I like to describe clothes as the characters interact with them. I think quite a bit is revealed about Charles and Mélanie in the first scene between them in Secrets of a Lady where Charles shrugs out of his evening coat sparing a silent curse for the close-fitting passions of the day while Mélanie unwinds the voluminous folds of her cashmere shawl, peels off her gloves, unwinds the ivory satin ribbons that crisscrossed her silk-stockinged ankles. Charles is impatient with clothing and doesn’t think about it much. Mélanie removes each layer with care. I changed the color of Mélanie’s dress in that scene several times, until I settled on champagne-colored silk, which immediately seemed right. Writing this post, I realized there’s also a metaphorical element in that Charles and Mel are undressing in that first scene, removing the layers of clothing that define and contain their roles, in the way they will strip away layers of secrets in the course of the story. Later in the book, Mélanie thinks She felt naked and vulnerable, as though the layers of goffered linen and pin-tucked sarcenet and rushed velvet had been stripped from her body. Layers that constrained her but also defined who she was, who had been for seven years. I think I pay particular attention to clothes and accessories when I’m writing about Mélanie because she’s always playing a role. One of the first lines I wrote about Jeremy Roth was where he thinks that Mel looked like a woman who always wore earrings, which I think says a lot about both Mélanie and Roth. In Beneath a Silent Moon, Mélanie wears a shirt and breeches for a couple of nighttime adventures. I hadn’t planned that in advance, but when I got to the scene where she and Charles go to explore Dunmykel’s secret passage, it occurred to me that Mel, who always dresses for the part, almost certainly would wear breeches on occasion and would probably have packed them on this trip, knowing the sort of adventures she and Charles might encounter at Dunmyel. That led to the sequence later where she’s mistaken for a boy by the smugglers. The morning following the first scene, Mélanie thinks that She’d exchanged last night’s shirt and breeches for a cambric morning dress, scalloped and threaded through with peach silk ribbon. The ensemble of a decorous wife. Like me, Mel understands that the right clothing defines a character.
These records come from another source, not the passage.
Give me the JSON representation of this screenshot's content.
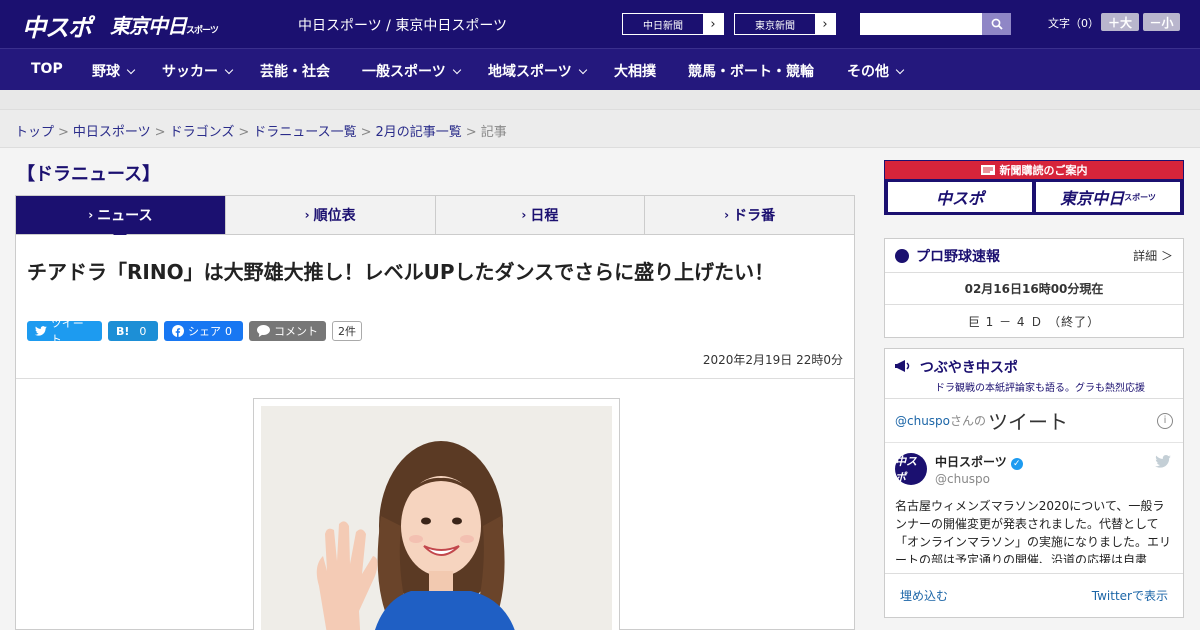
{
  "header": {
    "logo_main": "中スポ",
    "logo_tokyo": "東京中日",
    "logo_tokyo_small": "スポーツ",
    "site_links": "中日スポーツ / 東京中日スポーツ",
    "paper_buttons": [
      {
        "label": "中日新聞",
        "icon": "chevron-right"
      },
      {
        "label": "東京新聞",
        "icon": "chevron-right"
      }
    ],
    "search_placeholder": "",
    "search_icon": "search-icon",
    "font_size_label": "文字（0）",
    "font_plus": "＋大",
    "font_minus": "－小"
  },
  "nav": {
    "items": [
      {
        "label": "TOP",
        "dropdown": false
      },
      {
        "label": "野球",
        "dropdown": true
      },
      {
        "label": "サッカー",
        "dropdown": true
      },
      {
        "label": "芸能・社会",
        "dropdown": false
      },
      {
        "label": "一般スポーツ",
        "dropdown": true
      },
      {
        "label": "地域スポーツ",
        "dropdown": true
      },
      {
        "label": "大相撲",
        "dropdown": false
      },
      {
        "label": "競馬・ボート・競輪",
        "dropdown": false
      },
      {
        "label": "その他",
        "dropdown": true
      }
    ]
  },
  "breadcrumb": {
    "items": [
      "トップ",
      "中日スポーツ",
      "ドラゴンズ",
      "ドラニュース一覧",
      "2月の記事一覧"
    ],
    "current": "記事",
    "separator": ">"
  },
  "section_title": "【ドラニュース】",
  "tabs": [
    {
      "label": "ニュース",
      "active": true
    },
    {
      "label": "順位表",
      "active": false
    },
    {
      "label": "日程",
      "active": false
    },
    {
      "label": "ドラ番",
      "active": false
    }
  ],
  "article": {
    "headline": "チアドラ「RINO」は大野雄大推し！レベルUPしたダンスでさらに盛り上げたい！",
    "share": {
      "tweet": "ツイート",
      "hatena": "B!",
      "hatena_count": "0",
      "facebook": "シェア",
      "facebook_count": "0",
      "comment": "コメント",
      "comment_count": "2件"
    },
    "date": "2020年2月19日 22時0分"
  },
  "sidebar": {
    "ad": {
      "title": "新聞購読のご案内",
      "btn1": "中スポ",
      "btn2": "東京中日",
      "btn2_small": "スポーツ"
    },
    "baseball": {
      "title": "プロ野球速報",
      "more": "詳細 ＞",
      "timestamp": "02月16日16時00分現在",
      "score": "巨 1 － 4 Ｄ （終了）"
    },
    "tsubuyaki": {
      "title": "つぶやき中スポ",
      "subtitle": "ドラ観戦の本紙評論家も語る。グラも熱烈応援",
      "handle": "@chuspo",
      "handle_suffix": "さんの",
      "tweet_word": "ツイート",
      "user_name": "中日スポーツ",
      "user_id": "@chuspo",
      "avatar_text": "中スポ",
      "tweet_text": "名古屋ウィメンズマラソン2020について、一般ランナーの開催変更が発表されました。代替として「オンラインマラソン」の実施になりました。エリートの部は予定通りの開催、沿道の応援は自粛",
      "embed": "埋め込む",
      "view_on_twitter": "Twitterで表示"
    }
  }
}
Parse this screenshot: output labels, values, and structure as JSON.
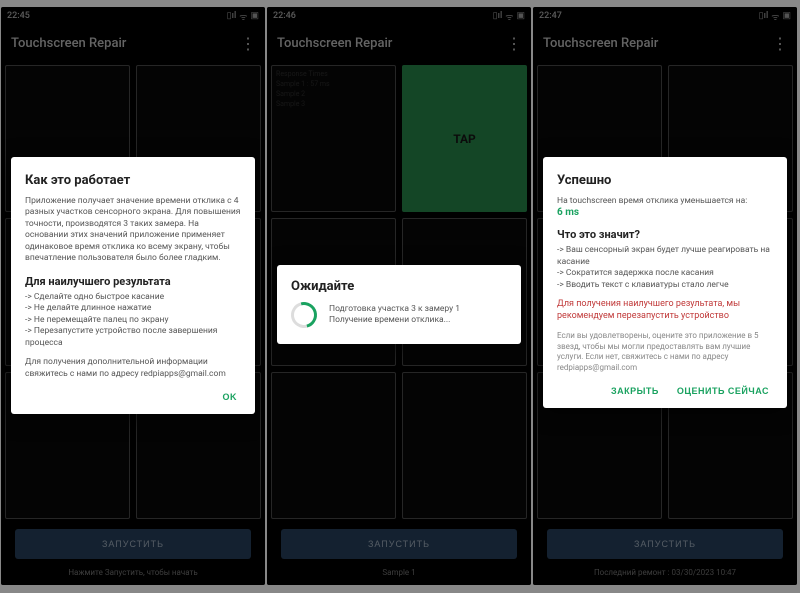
{
  "app_title": "Touchscreen Repair",
  "screens": {
    "s1": {
      "time": "22:45",
      "run": "ЗАПУСТИТЬ",
      "footer": "Нажмите Запустить, чтобы начать"
    },
    "s2": {
      "time": "22:46",
      "run": "ЗАПУСТИТЬ",
      "footer": "Sample 1",
      "cell0": {
        "l1": "Response Times",
        "l2": "Sample 1 : 57 ms",
        "l3": "Sample 2",
        "l4": "Sample 3"
      },
      "tap": "TAP"
    },
    "s3": {
      "time": "22:47",
      "run": "ЗАПУСТИТЬ",
      "footer": "Последний ремонт : 03/30/2023 10:47"
    }
  },
  "dlg1": {
    "title": "Как это работает",
    "p1": "Приложение получает значение времени отклика с 4 разных участков сенсорного экрана. Для повышения точности, производятся 3 таких замера. На основании этих значений приложение применяет одинаковое время отклика ко всему экрану, чтобы впечатление пользователя было более гладким.",
    "sub": "Для наилучшего результата",
    "b1": "-> Сделайте одно быстрое касание",
    "b2": "-> Не делайте длинное нажатие",
    "b3": "-> Не перемещайте палец по экрану",
    "b4": "-> Перезапустите устройство после завершения процесса",
    "p2": "Для получения дополнительной информации свяжитесь с нами по адресу redpiapps@gmail.com",
    "ok": "OK"
  },
  "dlg2": {
    "title": "Ожидайте",
    "msg": "Подготовка участка 3 к замеру 1\nПолучение времени отклика..."
  },
  "dlg3": {
    "title": "Успешно",
    "l1a": "На touchscreen время отклика уменьшается на:",
    "l1b": "6 ms",
    "sub": "Что это значит?",
    "b1": "-> Ваш сенсорный экран будет лучше реагировать на касание",
    "b2": "-> Сократится задержка после касания",
    "b3": "-> Вводить текст с клавиатуры стало легче",
    "warn": "Для получения наилучшего результата, мы рекомендуем перезапустить устройство",
    "mute": "Если вы удовлетворены, оцените это приложение в 5 звезд, чтобы мы могли предоставлять вам лучшие услуги. Если нет, свяжитесь с нами по адресу redpiapps@gmail.com",
    "close": "ЗАКРЫТЬ",
    "rate": "ОЦЕНИТЬ СЕЙЧАС"
  }
}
Writers, how do you approach clothing your characters? Readers, do you notice details about clothing in books? Any examples that particularly stand out? What sort of clothes do you think Mélanie and Charles and the other characters in their world would wear if they were living today? Has anyone scene Mad Men and/or Milk? Planning to watch the Academy Awards?

This week’s Fraser Correspondence addition is a letter from Lady Frances to Raoul O’Roarke about the dinner party Mélanie was planning with Isobel Lydgate a couple of weeks ago.